Visual Studio 2015 XAML debugging tools from a Snoop perspective

*Update for new RC features:

Anyone who has done a significant amount of work in WPF is probably familiar with XAML debugging tools like Snoop. A few other tools have come along since with similar functionality that also works across different XAML platforms, but for WPF Snoop still packs a punch. Finally, after almost a decade, Visual Studio is getting the kind of visual tree debugging that’s been an essential part of XAML development (and it will work on all XAML platforms). But given that the tools are brand new (actually still in pre-release, CTP6, as of now) and live inside VS itself rather than a standalone app, how do they stack up? Read More

Git for .NET developers – Boston Code Camp 23

Thanks to all the organizers and sponsors and to everyone for attending! Special thanks to all the volunteer Changesets/Commits for helping out with the experimental demo!

If you want to play around go to the demo project on GitHub. Feel free to clone, fork, submit pull requests, or let me know if you want to be added as contributor to try out anything without fear of breaking a real project.

Slides: Git for .NET Developers

Git Project Home: Info and reference materials
GitHub: Popular hosting for Git projects and nice client tools. Free public repos or private repos with paid accounts.
Visual Studio Online: Online TFS with Git as a source control option. Free accounts with unlimited private repos.

For anyone interested in using Git as local personal source control on a project using TFVC as main source control you can see the structure in this example Repo.
The changes to make are:

  1. Rename the .git folder, for example: _git
  2. Create a new text file named .git in the repo folder.
  3. In the new .git file add a line to specify the new folder name, i.e.: gitdir: _git

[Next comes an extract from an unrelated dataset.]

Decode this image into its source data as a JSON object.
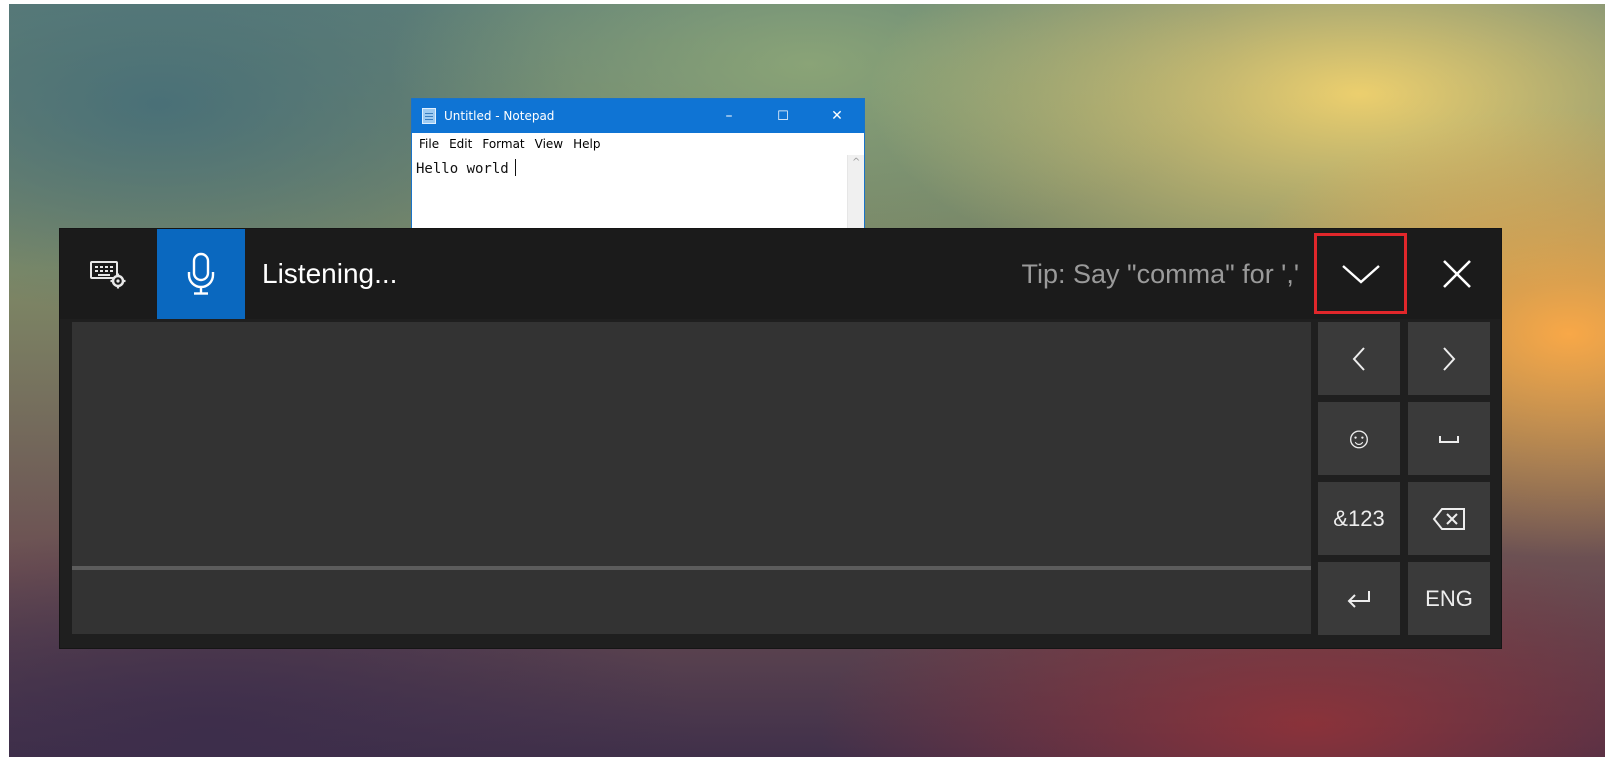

Now Visual Studio should ignore Git and allow you to use TFS instead but other external Git tools should work as normal in the same folder.